____ INFORMATION GIVEN

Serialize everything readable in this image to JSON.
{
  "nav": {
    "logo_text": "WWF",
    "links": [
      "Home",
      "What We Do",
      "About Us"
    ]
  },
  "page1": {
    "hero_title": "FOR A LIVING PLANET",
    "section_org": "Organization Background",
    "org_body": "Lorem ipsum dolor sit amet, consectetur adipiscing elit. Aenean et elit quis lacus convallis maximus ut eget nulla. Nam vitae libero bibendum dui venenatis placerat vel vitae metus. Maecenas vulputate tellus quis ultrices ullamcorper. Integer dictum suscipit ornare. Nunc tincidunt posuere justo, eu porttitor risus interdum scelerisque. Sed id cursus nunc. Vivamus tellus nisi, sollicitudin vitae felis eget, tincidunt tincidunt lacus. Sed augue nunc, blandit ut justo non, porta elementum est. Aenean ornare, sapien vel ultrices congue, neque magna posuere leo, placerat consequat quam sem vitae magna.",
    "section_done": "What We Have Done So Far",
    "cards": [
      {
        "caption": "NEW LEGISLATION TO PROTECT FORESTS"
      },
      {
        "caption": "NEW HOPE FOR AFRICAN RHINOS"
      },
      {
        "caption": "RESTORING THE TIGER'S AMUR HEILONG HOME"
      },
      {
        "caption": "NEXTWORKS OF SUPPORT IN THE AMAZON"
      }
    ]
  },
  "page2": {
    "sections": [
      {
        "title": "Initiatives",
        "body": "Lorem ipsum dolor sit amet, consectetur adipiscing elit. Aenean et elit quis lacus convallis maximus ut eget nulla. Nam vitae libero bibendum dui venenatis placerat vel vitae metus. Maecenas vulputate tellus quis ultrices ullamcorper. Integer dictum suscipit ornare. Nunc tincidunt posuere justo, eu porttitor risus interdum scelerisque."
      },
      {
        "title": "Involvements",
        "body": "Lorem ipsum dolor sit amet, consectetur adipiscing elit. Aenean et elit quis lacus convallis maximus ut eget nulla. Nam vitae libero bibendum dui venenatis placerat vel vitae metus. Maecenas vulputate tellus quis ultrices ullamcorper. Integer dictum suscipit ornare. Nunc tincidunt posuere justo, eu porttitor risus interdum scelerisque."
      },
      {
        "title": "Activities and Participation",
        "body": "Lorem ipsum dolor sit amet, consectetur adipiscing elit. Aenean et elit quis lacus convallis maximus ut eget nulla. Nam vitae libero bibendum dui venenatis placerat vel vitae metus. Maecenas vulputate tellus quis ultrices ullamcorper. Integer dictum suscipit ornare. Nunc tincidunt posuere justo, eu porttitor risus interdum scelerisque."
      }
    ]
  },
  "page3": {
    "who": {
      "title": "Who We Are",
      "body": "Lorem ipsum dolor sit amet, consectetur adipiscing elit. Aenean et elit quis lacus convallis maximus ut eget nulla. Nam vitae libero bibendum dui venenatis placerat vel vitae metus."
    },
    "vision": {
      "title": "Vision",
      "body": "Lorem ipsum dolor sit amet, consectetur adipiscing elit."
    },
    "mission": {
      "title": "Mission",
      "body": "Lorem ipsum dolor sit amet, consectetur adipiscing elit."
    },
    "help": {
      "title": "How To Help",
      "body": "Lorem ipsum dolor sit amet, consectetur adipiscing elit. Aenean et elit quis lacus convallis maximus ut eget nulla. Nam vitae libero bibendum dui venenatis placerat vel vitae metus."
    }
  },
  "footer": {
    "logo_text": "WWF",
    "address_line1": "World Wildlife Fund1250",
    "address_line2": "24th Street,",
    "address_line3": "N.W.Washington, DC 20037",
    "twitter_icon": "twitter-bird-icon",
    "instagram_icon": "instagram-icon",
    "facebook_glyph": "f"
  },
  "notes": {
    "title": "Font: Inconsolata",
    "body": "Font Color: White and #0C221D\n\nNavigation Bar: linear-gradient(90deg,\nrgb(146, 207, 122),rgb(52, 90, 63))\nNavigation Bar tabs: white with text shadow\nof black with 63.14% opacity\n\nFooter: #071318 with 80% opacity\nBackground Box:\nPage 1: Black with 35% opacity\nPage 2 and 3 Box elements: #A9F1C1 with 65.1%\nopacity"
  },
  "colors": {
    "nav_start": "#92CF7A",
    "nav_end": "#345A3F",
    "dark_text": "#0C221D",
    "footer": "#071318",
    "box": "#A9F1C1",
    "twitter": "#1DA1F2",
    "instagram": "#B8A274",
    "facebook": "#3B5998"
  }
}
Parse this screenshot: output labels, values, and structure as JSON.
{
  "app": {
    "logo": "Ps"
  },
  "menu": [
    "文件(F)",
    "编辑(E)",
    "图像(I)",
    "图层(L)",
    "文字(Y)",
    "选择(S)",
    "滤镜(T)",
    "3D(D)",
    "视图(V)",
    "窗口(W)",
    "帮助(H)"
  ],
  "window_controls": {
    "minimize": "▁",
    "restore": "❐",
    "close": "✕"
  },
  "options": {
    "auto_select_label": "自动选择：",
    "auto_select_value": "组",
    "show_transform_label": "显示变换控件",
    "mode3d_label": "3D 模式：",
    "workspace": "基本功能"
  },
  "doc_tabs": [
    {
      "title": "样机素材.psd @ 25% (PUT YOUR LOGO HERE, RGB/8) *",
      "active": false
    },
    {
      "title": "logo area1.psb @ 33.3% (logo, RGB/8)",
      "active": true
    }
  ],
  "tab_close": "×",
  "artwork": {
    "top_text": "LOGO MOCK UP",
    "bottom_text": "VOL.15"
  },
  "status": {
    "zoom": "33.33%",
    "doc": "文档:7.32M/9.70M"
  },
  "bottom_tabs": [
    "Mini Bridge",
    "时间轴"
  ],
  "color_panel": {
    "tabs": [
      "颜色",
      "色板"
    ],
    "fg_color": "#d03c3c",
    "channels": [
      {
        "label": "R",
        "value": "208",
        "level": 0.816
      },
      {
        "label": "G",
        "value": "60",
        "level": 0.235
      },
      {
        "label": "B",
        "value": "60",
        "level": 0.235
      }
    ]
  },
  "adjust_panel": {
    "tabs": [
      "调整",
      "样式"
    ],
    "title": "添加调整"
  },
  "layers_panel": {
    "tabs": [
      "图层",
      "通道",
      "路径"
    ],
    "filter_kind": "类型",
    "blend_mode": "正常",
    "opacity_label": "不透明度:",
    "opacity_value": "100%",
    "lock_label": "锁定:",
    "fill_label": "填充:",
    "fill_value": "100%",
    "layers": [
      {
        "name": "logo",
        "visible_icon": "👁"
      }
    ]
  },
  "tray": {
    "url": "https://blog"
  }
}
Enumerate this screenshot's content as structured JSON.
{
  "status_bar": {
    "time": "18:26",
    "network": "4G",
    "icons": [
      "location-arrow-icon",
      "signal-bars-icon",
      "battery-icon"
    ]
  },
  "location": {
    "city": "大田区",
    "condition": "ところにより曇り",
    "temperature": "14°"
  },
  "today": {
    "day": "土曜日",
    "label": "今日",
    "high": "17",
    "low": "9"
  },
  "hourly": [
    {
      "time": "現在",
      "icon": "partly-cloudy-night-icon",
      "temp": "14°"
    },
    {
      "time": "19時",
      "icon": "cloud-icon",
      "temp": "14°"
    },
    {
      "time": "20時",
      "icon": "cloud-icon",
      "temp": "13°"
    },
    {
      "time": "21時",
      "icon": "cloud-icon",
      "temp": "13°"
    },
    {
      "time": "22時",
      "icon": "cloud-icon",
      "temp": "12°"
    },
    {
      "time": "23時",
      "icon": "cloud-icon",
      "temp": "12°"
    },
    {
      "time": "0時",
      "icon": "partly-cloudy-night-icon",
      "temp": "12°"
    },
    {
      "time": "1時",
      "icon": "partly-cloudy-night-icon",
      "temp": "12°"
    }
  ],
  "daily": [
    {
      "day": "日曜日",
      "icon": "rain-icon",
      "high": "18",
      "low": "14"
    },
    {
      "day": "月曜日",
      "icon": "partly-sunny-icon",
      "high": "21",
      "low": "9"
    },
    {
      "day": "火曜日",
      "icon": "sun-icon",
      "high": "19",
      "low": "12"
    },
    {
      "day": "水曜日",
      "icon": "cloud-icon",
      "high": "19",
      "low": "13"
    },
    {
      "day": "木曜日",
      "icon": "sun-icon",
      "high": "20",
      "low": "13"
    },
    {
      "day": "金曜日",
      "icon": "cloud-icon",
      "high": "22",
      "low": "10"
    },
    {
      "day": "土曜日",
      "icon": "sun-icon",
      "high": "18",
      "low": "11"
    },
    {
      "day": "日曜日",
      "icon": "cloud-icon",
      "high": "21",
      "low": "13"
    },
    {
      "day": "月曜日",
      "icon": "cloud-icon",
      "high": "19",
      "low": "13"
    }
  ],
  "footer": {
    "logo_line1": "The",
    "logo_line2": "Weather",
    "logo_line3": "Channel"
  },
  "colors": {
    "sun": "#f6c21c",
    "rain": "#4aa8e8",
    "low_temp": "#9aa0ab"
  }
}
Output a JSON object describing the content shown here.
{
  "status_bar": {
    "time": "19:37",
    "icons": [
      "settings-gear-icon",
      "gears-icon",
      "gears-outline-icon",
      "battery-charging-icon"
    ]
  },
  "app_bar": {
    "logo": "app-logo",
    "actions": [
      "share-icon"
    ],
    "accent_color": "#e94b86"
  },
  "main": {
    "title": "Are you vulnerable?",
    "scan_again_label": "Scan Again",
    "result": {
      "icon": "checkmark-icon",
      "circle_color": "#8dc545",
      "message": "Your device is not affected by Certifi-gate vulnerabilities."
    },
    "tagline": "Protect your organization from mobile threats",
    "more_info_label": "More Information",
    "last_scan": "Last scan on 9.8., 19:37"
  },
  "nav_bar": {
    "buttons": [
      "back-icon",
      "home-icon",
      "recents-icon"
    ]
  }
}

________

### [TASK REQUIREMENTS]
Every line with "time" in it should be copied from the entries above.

### [SOLUTION TO THIS PROBLEM]
    "time": "18:26",
      "time": "現在",
      "time": "19時",
      "time": "20時",
      "time": "21時",
      "time": "22時",
      "time": "23時",
      "time": "0時",
      "time": "1時",
    "time": "19:37",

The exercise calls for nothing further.